Top of DATASET RECORDS

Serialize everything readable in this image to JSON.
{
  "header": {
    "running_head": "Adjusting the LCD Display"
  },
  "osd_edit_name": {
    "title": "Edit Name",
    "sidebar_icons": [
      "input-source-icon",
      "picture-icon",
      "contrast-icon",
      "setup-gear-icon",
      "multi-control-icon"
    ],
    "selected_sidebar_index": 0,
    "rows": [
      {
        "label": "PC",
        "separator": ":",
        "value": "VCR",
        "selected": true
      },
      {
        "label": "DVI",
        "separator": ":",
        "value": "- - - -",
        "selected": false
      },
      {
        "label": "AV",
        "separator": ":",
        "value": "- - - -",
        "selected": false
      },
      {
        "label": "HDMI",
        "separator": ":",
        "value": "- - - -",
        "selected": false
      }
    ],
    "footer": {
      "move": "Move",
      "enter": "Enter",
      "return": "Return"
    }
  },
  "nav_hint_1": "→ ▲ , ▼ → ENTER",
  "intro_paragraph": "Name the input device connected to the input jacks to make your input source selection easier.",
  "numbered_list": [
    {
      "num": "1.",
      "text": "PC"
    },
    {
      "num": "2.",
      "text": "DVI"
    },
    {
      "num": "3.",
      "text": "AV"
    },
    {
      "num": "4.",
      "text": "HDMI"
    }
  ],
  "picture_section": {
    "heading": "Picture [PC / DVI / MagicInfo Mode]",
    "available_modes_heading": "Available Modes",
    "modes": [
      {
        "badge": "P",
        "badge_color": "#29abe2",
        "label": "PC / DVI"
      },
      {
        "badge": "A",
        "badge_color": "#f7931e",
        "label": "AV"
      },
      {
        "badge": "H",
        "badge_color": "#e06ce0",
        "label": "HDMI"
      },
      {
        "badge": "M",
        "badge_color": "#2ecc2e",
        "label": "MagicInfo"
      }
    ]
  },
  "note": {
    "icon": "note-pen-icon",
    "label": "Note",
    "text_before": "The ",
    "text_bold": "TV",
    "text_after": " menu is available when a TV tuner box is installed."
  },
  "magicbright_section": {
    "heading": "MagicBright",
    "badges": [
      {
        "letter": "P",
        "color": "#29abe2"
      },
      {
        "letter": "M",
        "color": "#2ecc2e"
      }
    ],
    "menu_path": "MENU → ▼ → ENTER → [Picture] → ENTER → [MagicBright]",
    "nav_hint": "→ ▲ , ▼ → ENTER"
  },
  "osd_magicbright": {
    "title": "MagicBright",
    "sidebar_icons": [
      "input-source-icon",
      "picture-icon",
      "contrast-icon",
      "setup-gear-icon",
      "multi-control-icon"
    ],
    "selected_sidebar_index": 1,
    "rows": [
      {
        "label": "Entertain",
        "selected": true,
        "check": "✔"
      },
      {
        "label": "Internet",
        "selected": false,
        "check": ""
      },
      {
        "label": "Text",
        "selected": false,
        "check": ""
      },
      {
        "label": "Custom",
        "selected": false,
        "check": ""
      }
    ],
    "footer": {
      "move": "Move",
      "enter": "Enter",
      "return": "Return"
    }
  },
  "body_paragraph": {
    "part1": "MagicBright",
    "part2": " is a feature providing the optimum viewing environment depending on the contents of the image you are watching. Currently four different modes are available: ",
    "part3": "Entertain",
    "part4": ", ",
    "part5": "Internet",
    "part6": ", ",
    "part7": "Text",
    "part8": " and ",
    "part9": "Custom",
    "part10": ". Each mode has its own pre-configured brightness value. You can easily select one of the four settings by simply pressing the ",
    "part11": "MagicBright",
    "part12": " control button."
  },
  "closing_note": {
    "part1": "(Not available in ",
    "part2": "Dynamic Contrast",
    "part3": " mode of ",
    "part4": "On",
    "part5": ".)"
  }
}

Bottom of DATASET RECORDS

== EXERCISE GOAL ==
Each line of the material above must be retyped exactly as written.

== EXERCISE ANSWER ==
Serialize everything readable in this image to JSON.
{
  "header": {
    "running_head": "Adjusting the LCD Display"
  },
  "osd_edit_name": {
    "title": "Edit Name",
    "sidebar_icons": [
      "input-source-icon",
      "picture-icon",
      "contrast-icon",
      "setup-gear-icon",
      "multi-control-icon"
    ],
    "selected_sidebar_index": 0,
    "rows": [
      {
        "label": "PC",
        "separator": ":",
        "value": "VCR",
        "selected": true
      },
      {
        "label": "DVI",
        "separator": ":",
        "value": "- - - -",
        "selected": false
      },
      {
        "label": "AV",
        "separator": ":",
        "value": "- - - -",
        "selected": false
      },
      {
        "label": "HDMI",
        "separator": ":",
        "value": "- - - -",
        "selected": false
      }
    ],
    "footer": {
      "move": "Move",
      "enter": "Enter",
      "return": "Return"
    }
  },
  "nav_hint_1": "→ ▲ , ▼ → ENTER",
  "intro_paragraph": "Name the input device connected to the input jacks to make your input source selection easier.",
  "numbered_list": [
    {
      "num": "1.",
      "text": "PC"
    },
    {
      "num": "2.",
      "text": "DVI"
    },
    {
      "num": "3.",
      "text": "AV"
    },
    {
      "num": "4.",
      "text": "HDMI"
    }
  ],
  "picture_section": {
    "heading": "Picture [PC / DVI / MagicInfo Mode]",
    "available_modes_heading": "Available Modes",
    "modes": [
      {
        "badge": "P",
        "badge_color": "#29abe2",
        "label": "PC / DVI"
      },
      {
        "badge": "A",
        "badge_color": "#f7931e",
        "label": "AV"
      },
      {
        "badge": "H",
        "badge_color": "#e06ce0",
        "label": "HDMI"
      },
      {
        "badge": "M",
        "badge_color": "#2ecc2e",
        "label": "MagicInfo"
      }
    ]
  },
  "note": {
    "icon": "note-pen-icon",
    "label": "Note",
    "text_before": "The ",
    "text_bold": "TV",
    "text_after": " menu is available when a TV tuner box is installed."
  },
  "magicbright_section": {
    "heading": "MagicBright",
    "badges": [
      {
        "letter": "P",
        "color": "#29abe2"
      },
      {
        "letter": "M",
        "color": "#2ecc2e"
      }
    ],
    "menu_path": "MENU → ▼ → ENTER → [Picture] → ENTER → [MagicBright]",
    "nav_hint": "→ ▲ , ▼ → ENTER"
  },
  "osd_magicbright": {
    "title": "MagicBright",
    "sidebar_icons": [
      "input-source-icon",
      "picture-icon",
      "contrast-icon",
      "setup-gear-icon",
      "multi-control-icon"
    ],
    "selected_sidebar_index": 1,
    "rows": [
      {
        "label": "Entertain",
        "selected": true,
        "check": "✔"
      },
      {
        "label": "Internet",
        "selected": false,
        "check": ""
      },
      {
        "label": "Text",
        "selected": false,
        "check": ""
      },
      {
        "label": "Custom",
        "selected": false,
        "check": ""
      }
    ],
    "footer": {
      "move": "Move",
      "enter": "Enter",
      "return": "Return"
    }
  },
  "body_paragraph": {
    "part1": "MagicBright",
    "part2": " is a feature providing the optimum viewing environment depending on the contents of the image you are watching. Currently four different modes are available: ",
    "part3": "Entertain",
    "part4": ", ",
    "part5": "Internet",
    "part6": ", ",
    "part7": "Text",
    "part8": " and ",
    "part9": "Custom",
    "part10": ". Each mode has its own pre-configured brightness value. You can easily select one of the four settings by simply pressing the ",
    "part11": "MagicBright",
    "part12": " control button."
  },
  "closing_note": {
    "part1": "(Not available in ",
    "part2": "Dynamic Contrast",
    "part3": " mode of ",
    "part4": "On",
    "part5": ".)"
  }
}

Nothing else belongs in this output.